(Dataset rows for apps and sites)
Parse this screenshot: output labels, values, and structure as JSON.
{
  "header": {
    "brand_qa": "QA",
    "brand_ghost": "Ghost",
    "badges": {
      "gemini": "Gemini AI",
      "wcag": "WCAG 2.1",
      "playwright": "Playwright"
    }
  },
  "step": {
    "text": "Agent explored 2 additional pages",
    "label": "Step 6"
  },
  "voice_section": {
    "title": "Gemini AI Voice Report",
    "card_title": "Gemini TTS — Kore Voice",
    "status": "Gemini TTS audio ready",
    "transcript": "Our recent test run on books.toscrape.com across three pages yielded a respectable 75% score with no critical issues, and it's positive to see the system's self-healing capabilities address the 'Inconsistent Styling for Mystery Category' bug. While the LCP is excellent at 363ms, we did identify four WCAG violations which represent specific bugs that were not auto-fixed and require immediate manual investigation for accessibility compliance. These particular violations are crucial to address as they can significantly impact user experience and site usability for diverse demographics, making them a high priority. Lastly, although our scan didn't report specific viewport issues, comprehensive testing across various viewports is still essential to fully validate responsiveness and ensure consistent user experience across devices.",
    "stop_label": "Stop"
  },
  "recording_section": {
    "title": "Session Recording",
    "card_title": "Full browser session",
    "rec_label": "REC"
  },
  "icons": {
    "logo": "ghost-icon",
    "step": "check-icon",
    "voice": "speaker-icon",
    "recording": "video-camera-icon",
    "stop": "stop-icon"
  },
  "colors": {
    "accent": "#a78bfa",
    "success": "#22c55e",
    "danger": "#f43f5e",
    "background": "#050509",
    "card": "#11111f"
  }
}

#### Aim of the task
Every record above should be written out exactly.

#### Your solution
Parse this screenshot: output labels, values, and structure as JSON.
{
  "header": {
    "brand_qa": "QA",
    "brand_ghost": "Ghost",
    "badges": {
      "gemini": "Gemini AI",
      "wcag": "WCAG 2.1",
      "playwright": "Playwright"
    }
  },
  "step": {
    "text": "Agent explored 2 additional pages",
    "label": "Step 6"
  },
  "voice_section": {
    "title": "Gemini AI Voice Report",
    "card_title": "Gemini TTS — Kore Voice",
    "status": "Gemini TTS audio ready",
    "transcript": "Our recent test run on books.toscrape.com across three pages yielded a respectable 75% score with no critical issues, and it's positive to see the system's self-healing capabilities address the 'Inconsistent Styling for Mystery Category' bug. While the LCP is excellent at 363ms, we did identify four WCAG violations which represent specific bugs that were not auto-fixed and require immediate manual investigation for accessibility compliance. These particular violations are crucial to address as they can significantly impact user experience and site usability for diverse demographics, making them a high priority. Lastly, although our scan didn't report specific viewport issues, comprehensive testing across various viewports is still essential to fully validate responsiveness and ensure consistent user experience across devices.",
    "stop_label": "Stop"
  },
  "recording_section": {
    "title": "Session Recording",
    "card_title": "Full browser session",
    "rec_label": "REC"
  },
  "icons": {
    "logo": "ghost-icon",
    "step": "check-icon",
    "voice": "speaker-icon",
    "recording": "video-camera-icon",
    "stop": "stop-icon"
  },
  "colors": {
    "accent": "#a78bfa",
    "success": "#22c55e",
    "danger": "#f43f5e",
    "background": "#050509",
    "card": "#11111f"
  }
}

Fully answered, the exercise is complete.